What the exercise asks:
Please set out each line below exactly as it stands, without the images.

** Records for processing follows **

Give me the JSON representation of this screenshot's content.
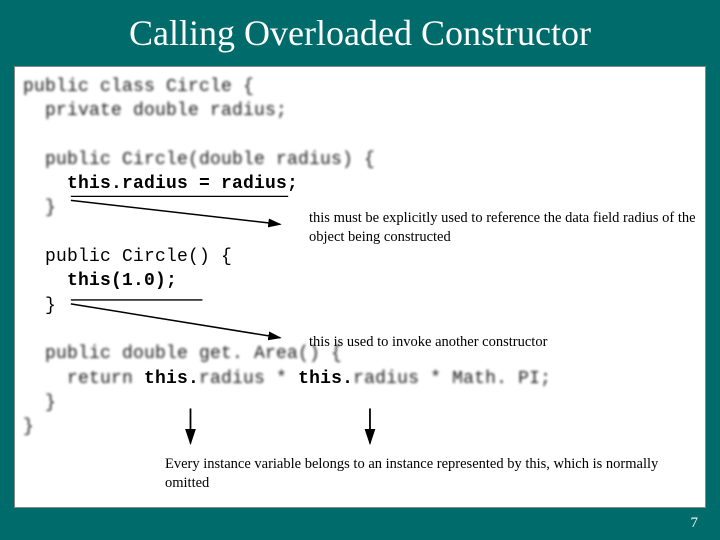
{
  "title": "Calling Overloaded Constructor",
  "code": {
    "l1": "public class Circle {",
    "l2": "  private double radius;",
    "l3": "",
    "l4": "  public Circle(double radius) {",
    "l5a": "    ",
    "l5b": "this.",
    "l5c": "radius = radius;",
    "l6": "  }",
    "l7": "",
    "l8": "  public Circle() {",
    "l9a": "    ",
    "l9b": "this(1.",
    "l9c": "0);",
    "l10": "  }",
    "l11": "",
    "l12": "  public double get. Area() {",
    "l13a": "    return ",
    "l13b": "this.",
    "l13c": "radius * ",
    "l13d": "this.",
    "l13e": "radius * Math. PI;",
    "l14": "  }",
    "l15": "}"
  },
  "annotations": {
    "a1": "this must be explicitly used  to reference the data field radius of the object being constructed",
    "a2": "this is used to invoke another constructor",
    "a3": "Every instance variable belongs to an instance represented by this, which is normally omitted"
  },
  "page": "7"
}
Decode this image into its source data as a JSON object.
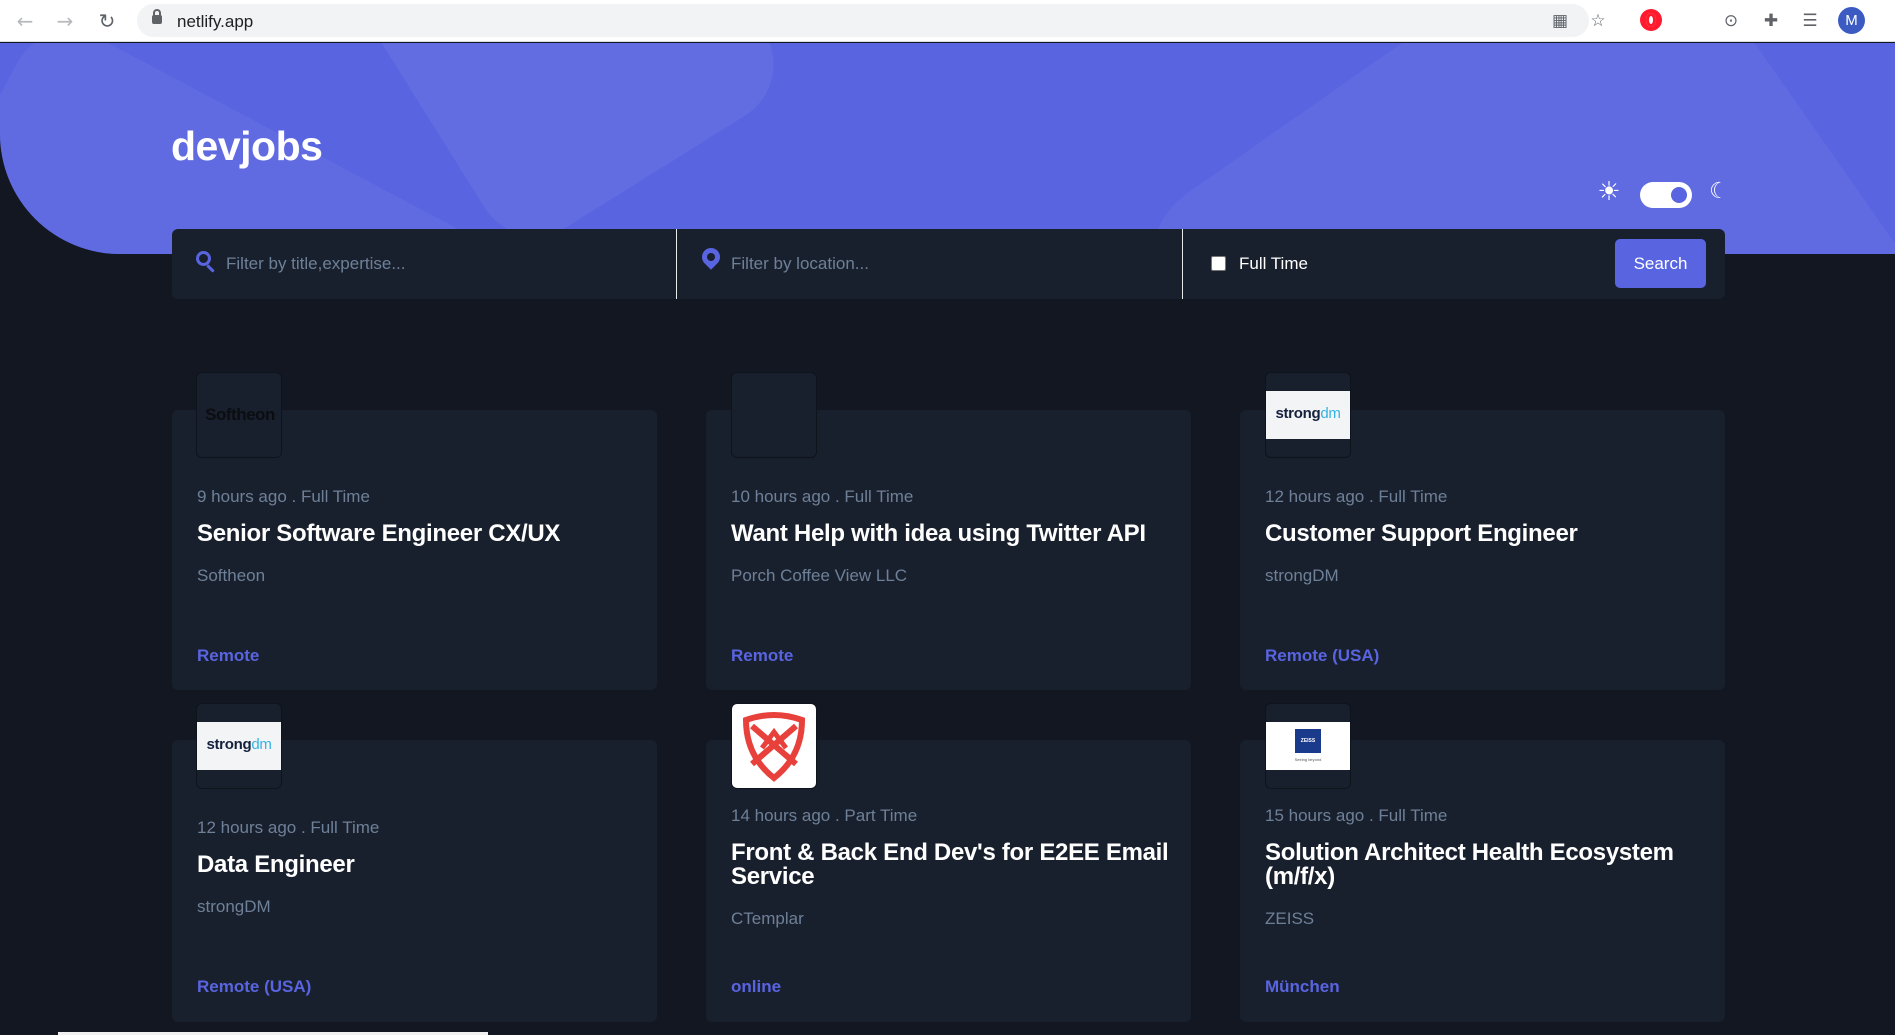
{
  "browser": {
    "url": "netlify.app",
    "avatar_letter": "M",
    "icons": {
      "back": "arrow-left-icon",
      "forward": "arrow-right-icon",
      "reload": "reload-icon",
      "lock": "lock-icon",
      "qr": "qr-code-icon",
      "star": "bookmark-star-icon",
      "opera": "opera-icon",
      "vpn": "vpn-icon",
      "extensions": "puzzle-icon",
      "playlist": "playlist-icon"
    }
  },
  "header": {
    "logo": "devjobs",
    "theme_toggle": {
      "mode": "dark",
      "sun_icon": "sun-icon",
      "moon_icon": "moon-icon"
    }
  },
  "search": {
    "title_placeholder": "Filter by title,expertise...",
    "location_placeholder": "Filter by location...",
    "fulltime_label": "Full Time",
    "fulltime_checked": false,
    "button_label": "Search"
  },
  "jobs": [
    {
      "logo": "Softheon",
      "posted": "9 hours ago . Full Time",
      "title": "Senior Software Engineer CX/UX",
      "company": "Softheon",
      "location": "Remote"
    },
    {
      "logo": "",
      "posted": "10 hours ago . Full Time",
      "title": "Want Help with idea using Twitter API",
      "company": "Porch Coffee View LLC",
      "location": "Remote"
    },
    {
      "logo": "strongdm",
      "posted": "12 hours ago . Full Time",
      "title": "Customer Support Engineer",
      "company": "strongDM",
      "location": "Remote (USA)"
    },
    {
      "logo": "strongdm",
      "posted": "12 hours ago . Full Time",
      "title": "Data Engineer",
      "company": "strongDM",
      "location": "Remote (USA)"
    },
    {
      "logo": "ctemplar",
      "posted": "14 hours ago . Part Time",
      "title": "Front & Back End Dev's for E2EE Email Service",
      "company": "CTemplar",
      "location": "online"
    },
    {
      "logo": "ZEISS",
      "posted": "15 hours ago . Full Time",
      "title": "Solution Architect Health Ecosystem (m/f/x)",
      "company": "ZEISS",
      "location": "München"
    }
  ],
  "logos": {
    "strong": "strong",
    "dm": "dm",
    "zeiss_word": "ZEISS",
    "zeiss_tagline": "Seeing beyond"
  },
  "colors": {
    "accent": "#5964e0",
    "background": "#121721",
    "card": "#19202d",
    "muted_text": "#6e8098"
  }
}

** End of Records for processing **

Solution:
Give me the JSON representation of this screenshot's content.
{
  "title": "Calling Overloaded Constructor",
  "code": {
    "l1": "public class Circle {",
    "l2": "  private double radius;",
    "l3": "",
    "l4": "  public Circle(double radius) {",
    "l5a": "    ",
    "l5b": "this.",
    "l5c": "radius = radius;",
    "l6": "  }",
    "l7": "",
    "l8": "  public Circle() {",
    "l9a": "    ",
    "l9b": "this(1.",
    "l9c": "0);",
    "l10": "  }",
    "l11": "",
    "l12": "  public double get. Area() {",
    "l13a": "    return ",
    "l13b": "this.",
    "l13c": "radius * ",
    "l13d": "this.",
    "l13e": "radius * Math. PI;",
    "l14": "  }",
    "l15": "}"
  },
  "annotations": {
    "a1": "this must be explicitly used  to reference the data field radius of the object being constructed",
    "a2": "this is used to invoke another constructor",
    "a3": "Every instance variable belongs to an instance represented by this, which is normally omitted"
  },
  "page": "7"
}
Decode this image into its source data as a JSON object.
{
  "browser": {
    "url": "netlify.app",
    "avatar_letter": "M",
    "icons": {
      "back": "arrow-left-icon",
      "forward": "arrow-right-icon",
      "reload": "reload-icon",
      "lock": "lock-icon",
      "qr": "qr-code-icon",
      "star": "bookmark-star-icon",
      "opera": "opera-icon",
      "vpn": "vpn-icon",
      "extensions": "puzzle-icon",
      "playlist": "playlist-icon"
    }
  },
  "header": {
    "logo": "devjobs",
    "theme_toggle": {
      "mode": "dark",
      "sun_icon": "sun-icon",
      "moon_icon": "moon-icon"
    }
  },
  "search": {
    "title_placeholder": "Filter by title,expertise...",
    "location_placeholder": "Filter by location...",
    "fulltime_label": "Full Time",
    "fulltime_checked": false,
    "button_label": "Search"
  },
  "jobs": [
    {
      "logo": "Softheon",
      "posted": "9 hours ago . Full Time",
      "title": "Senior Software Engineer CX/UX",
      "company": "Softheon",
      "location": "Remote"
    },
    {
      "logo": "",
      "posted": "10 hours ago . Full Time",
      "title": "Want Help with idea using Twitter API",
      "company": "Porch Coffee View LLC",
      "location": "Remote"
    },
    {
      "logo": "strongdm",
      "posted": "12 hours ago . Full Time",
      "title": "Customer Support Engineer",
      "company": "strongDM",
      "location": "Remote (USA)"
    },
    {
      "logo": "strongdm",
      "posted": "12 hours ago . Full Time",
      "title": "Data Engineer",
      "company": "strongDM",
      "location": "Remote (USA)"
    },
    {
      "logo": "ctemplar",
      "posted": "14 hours ago . Part Time",
      "title": "Front & Back End Dev's for E2EE Email Service",
      "company": "CTemplar",
      "location": "online"
    },
    {
      "logo": "ZEISS",
      "posted": "15 hours ago . Full Time",
      "title": "Solution Architect Health Ecosystem (m/f/x)",
      "company": "ZEISS",
      "location": "München"
    }
  ],
  "logos": {
    "strong": "strong",
    "dm": "dm",
    "zeiss_word": "ZEISS",
    "zeiss_tagline": "Seeing beyond"
  },
  "colors": {
    "accent": "#5964e0",
    "background": "#121721",
    "card": "#19202d",
    "muted_text": "#6e8098"
  }
}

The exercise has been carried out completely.